A fundamental feature of quantum physics is superposition of states, such as the double slit experiment in which a particle passes through both slits at the same time to interfere downstream. This kind of spatially separated quantum superposition has been observed for particles from electrons to complex molecules, but what about larger macroscopic systems?
The biggest obstacle is decoherence—preparing and measuring a superposition of so many atoms requires minimizing environmental interactions that would otherwise rapidly destroy this fragile state. Writing in Physical Review Letters, Oriol Romero-Isart from the Max Planck Institute for Quantum Optics in Garching, Germany, and colleagues propose a method for creating and observing quantum superpositions of objects with millions of atoms.

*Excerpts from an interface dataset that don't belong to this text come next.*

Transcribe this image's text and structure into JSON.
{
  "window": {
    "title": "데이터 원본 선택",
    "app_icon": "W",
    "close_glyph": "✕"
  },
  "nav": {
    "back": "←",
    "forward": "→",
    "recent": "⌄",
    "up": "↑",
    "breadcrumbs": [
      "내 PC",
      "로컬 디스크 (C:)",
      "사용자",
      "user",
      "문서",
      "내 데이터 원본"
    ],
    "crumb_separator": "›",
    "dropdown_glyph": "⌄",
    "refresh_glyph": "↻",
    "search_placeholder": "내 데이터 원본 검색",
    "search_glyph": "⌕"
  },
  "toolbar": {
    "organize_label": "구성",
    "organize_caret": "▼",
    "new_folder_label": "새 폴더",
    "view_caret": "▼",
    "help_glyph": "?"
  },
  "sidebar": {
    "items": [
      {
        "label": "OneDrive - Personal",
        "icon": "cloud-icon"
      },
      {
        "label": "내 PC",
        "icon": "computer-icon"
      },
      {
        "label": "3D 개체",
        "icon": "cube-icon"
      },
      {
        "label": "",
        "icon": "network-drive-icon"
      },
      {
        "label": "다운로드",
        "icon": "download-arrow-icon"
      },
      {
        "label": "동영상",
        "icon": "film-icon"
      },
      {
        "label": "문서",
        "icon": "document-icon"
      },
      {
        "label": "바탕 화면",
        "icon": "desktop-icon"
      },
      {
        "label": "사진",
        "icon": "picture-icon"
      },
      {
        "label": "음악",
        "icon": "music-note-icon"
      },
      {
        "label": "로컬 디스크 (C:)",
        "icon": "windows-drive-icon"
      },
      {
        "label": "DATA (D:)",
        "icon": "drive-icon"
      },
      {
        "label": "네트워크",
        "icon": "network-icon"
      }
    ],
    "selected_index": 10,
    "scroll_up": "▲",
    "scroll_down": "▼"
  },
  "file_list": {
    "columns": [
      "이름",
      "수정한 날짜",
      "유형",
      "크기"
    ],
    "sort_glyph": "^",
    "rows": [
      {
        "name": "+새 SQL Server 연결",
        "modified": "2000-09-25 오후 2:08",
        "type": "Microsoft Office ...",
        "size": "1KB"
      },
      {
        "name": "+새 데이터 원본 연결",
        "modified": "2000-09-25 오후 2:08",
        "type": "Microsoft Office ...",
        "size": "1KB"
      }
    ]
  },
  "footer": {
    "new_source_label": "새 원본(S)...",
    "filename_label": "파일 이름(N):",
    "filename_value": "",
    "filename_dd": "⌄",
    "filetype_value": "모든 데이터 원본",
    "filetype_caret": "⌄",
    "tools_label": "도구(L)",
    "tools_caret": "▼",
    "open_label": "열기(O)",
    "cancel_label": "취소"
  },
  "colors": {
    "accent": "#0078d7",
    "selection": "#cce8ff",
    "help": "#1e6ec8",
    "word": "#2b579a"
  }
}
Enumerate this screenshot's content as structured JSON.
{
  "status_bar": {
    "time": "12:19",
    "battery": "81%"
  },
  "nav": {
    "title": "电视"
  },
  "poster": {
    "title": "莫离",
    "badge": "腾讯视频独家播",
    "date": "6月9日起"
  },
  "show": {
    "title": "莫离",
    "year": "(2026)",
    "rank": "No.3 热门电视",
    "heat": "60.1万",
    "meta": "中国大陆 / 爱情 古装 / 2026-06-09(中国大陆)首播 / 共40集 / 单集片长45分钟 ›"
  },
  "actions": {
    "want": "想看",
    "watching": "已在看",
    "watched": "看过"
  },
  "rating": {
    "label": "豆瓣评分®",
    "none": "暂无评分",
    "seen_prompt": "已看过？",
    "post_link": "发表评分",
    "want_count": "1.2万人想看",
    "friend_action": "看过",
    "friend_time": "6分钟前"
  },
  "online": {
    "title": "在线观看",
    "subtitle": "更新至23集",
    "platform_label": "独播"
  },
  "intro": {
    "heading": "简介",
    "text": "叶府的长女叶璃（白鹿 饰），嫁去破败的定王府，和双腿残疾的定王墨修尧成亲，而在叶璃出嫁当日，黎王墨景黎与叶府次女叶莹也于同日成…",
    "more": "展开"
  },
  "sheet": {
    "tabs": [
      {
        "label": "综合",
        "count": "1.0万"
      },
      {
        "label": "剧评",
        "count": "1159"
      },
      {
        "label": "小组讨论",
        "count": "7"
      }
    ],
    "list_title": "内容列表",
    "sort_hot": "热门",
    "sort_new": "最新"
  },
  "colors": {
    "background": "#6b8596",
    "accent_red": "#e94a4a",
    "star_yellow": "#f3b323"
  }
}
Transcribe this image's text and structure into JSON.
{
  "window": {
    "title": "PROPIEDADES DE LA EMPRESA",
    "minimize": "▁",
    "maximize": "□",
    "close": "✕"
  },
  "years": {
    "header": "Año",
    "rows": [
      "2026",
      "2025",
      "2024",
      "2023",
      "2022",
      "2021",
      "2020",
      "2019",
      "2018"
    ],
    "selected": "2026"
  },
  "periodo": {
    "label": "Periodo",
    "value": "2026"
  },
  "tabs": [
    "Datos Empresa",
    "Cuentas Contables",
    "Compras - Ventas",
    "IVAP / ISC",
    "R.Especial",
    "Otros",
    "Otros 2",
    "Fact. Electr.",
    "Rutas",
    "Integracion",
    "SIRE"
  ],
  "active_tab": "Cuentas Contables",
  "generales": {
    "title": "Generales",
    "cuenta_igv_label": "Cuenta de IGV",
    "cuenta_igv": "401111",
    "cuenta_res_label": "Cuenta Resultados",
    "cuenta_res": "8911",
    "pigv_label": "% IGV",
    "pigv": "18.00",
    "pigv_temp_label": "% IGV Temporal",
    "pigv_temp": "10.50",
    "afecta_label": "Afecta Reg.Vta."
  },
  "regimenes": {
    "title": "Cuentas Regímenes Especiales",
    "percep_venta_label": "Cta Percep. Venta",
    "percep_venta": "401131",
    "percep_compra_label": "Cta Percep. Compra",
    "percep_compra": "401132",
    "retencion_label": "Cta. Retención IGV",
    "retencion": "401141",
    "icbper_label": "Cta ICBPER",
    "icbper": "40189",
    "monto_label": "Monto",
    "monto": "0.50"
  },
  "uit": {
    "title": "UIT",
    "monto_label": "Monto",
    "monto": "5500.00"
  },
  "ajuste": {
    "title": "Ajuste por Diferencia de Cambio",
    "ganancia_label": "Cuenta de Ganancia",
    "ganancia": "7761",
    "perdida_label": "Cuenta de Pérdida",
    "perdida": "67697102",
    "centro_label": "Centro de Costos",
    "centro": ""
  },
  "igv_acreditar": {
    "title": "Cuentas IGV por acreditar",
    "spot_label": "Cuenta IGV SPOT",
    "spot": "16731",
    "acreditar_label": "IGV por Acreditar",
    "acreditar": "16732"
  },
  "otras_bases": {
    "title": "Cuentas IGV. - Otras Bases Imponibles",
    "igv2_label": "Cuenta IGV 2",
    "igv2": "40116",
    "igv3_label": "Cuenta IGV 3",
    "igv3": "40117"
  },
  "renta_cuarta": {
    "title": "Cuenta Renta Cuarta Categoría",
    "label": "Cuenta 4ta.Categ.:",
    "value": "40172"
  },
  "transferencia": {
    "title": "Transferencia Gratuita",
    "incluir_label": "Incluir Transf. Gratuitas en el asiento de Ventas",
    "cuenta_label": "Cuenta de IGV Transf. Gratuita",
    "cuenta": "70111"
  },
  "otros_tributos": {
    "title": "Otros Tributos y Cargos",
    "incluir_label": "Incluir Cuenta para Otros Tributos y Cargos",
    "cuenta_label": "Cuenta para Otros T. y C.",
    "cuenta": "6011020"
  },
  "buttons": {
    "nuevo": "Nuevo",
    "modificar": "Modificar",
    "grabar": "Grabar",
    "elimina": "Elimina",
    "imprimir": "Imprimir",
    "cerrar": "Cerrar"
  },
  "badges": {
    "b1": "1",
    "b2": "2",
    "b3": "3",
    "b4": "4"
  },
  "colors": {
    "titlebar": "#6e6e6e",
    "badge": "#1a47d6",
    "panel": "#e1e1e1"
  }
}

Romero-Isart et al. consider the case of a nanometer-size dielectric sphere, trapped and cooled in an optical cavity, which prepares an initially pure quantum state of the center of mass. The sphere can then be released from the first trap to enter a second cavity, in which a carefully designed laser pulse creates a superposition of the two distinct spatial positions (similar to a double slit). As the superposition evolves in time, measurement of the particle’s center of mass reveals the interference pattern of the two wave functions centered at different locations. The authors note that the achievement of a large superposition of such massive objects should enable more stringent tests of quantum mechanics, especially of theories predicting a spontaneous collapse of the wave function. – David Voss